3. How will the new functions and responsibilities affect DPS' operations?
4. What will happen to the building on Sigourney Street that serves as DEMHS' headquarters?
1. The model for delivering homeland security and emergency management services varies from state to state. What are some of the other organizational models? How do they compare with Connecticut's model? What model works best and why? To what extent, if any, is federal funding tied to a particular model?
2. Do you believe some homeland security functions are best performed by a stand-alone agency such as DEMHS? If yes, please describe some of these.
3. What are the most compelling arguments for (a) maintaining a stand-alone agency and (b) merging the two agencies?
1. How will the merger affect inter-agency, local, and federal work relationships?
2. The Kleen Energy power plant blast illustrated the tension that arises when several agencies with seemingly overlapping jurisdictions have to work together. What were DEMHS' and DPS' roles in the aftermath of the explosion? How will the merger improve the level of communication and avoid unnecessary duplication or confusion in response to a catastrophic event?
3. The nature of homeland security and emergency management operations requires DEMHS to work with many different federal, state, and local agencies. In what areas do you believe the agency has been most effective in leading state preparedness efforts? Has it been more effective interacting at the federal, state, or local level?

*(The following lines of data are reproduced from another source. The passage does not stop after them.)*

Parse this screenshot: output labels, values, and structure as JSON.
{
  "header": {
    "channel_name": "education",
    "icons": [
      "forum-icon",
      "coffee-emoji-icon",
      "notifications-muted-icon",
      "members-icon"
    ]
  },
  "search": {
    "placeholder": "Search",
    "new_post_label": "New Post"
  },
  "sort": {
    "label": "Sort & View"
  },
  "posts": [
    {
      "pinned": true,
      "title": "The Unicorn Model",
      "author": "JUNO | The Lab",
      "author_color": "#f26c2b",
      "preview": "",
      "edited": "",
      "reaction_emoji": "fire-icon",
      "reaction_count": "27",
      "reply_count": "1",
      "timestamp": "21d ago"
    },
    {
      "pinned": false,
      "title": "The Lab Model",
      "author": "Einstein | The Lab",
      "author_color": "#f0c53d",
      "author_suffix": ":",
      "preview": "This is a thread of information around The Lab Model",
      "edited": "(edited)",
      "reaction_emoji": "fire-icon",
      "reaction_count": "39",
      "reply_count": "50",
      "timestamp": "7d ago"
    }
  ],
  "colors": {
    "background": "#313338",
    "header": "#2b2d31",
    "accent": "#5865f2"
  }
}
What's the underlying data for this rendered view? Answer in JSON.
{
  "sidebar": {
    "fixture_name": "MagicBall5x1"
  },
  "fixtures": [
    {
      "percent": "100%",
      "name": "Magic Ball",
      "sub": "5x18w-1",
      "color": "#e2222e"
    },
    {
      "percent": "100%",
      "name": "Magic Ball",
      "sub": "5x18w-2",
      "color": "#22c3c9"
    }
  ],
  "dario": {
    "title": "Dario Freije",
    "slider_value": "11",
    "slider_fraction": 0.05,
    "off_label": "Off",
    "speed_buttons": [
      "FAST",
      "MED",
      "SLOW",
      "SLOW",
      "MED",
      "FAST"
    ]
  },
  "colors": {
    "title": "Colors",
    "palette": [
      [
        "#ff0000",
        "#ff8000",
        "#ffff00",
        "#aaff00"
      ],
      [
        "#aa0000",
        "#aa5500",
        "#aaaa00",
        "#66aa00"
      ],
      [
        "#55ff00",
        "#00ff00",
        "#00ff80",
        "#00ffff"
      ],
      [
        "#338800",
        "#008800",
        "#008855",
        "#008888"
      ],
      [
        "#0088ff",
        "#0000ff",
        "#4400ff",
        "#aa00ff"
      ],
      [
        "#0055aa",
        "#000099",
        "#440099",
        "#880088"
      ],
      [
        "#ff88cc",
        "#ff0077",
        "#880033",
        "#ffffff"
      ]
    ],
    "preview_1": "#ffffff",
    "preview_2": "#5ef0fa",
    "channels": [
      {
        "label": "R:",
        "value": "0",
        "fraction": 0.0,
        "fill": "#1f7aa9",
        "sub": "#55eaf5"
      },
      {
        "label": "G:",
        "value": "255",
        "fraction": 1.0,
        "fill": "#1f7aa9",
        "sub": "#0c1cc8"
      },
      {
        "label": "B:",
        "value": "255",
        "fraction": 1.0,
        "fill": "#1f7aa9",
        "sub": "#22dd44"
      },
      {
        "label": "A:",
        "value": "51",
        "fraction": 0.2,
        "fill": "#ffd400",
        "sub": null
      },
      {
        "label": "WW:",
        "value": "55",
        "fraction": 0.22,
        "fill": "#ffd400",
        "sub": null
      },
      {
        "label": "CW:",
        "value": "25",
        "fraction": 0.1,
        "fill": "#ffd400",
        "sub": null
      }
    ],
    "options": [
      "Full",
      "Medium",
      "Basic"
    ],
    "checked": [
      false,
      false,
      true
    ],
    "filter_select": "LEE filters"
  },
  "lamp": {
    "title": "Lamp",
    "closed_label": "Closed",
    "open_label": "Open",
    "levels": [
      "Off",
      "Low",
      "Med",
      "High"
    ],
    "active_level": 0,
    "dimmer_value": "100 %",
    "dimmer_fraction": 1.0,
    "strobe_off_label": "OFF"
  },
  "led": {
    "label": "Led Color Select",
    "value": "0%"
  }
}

4. How would you characterize DEMHS' relationship with towns? How does the relationship with towns compare with the relationship OEM had with towns when the office was within DPS?
1. Some argue that DPS' jurisdiction is currently too broad. How will the new functions and responsibilities affect DPS' operations? What functions now being performed by DPS would be best assigned to another agency?
2. What do you believe will be DPS' greatest challenges in effectively preparing for and responding to catastrophic disasters or terrorist attacks?
3. How can DPS contribute to meeting the governor's budget goals without jeopardizing public safety?
Board of Firearms Permit Examiners
1. The bill puts the Board of Firearms Permit Examiners, which hears appeals of gun decisions, in DPS for all purposes instead of for administrative purposes only. The rationale for the current arrangement appears to have been to allow for independent and impartial review of gun permit decisions. What is the rationale for making the same body responsible for issuing gun permits responsible for handling appeals of permit decisions?
Resident Trooper Program
1. The bill increases, from 70% to 100%, the amount towns must pay their resident troopers for overtime and fringe benefits directly associated with the cost of trooper services. Towns continue to pay 70% of regular costs (§ 35). Approximately how much more will towns have to pay?
1. Has the merger been discussed with stakeholders (e.g., towns and fire service and emergency management personnel) to determine if there is an alternative, less disruptive approach that could produce better results?
2. Are there any risks associated with the merger and what systems are in place to mitigate them?
3. What measures should we use to evaluate the success of the merger?
4. To what extent is terrorism a real threat in Connecticut?
5. What are Connecticut's security needs and goals? How prepared is the state to deal with a terrorist attack or a major disaster, such as a Category 4 hurricane? How prepared is it to deal with cyber-terrorism?
6. From an emergency management and homeland security perspective, what are some of the assets and threats that are unique to Connecticut?
7. Related agencies often have distinct priorities and agendas that inhibit their working well together. To what extent has this been an issue for DPS and DEMHS?
8. To what extent does DEMHS collaborate with private entities?
9. How does DEMHS rank nationally in terms of its ability to deliver emergency management and homeland security services?
10. Who should members of the public contact if they have questions or comments on the merger?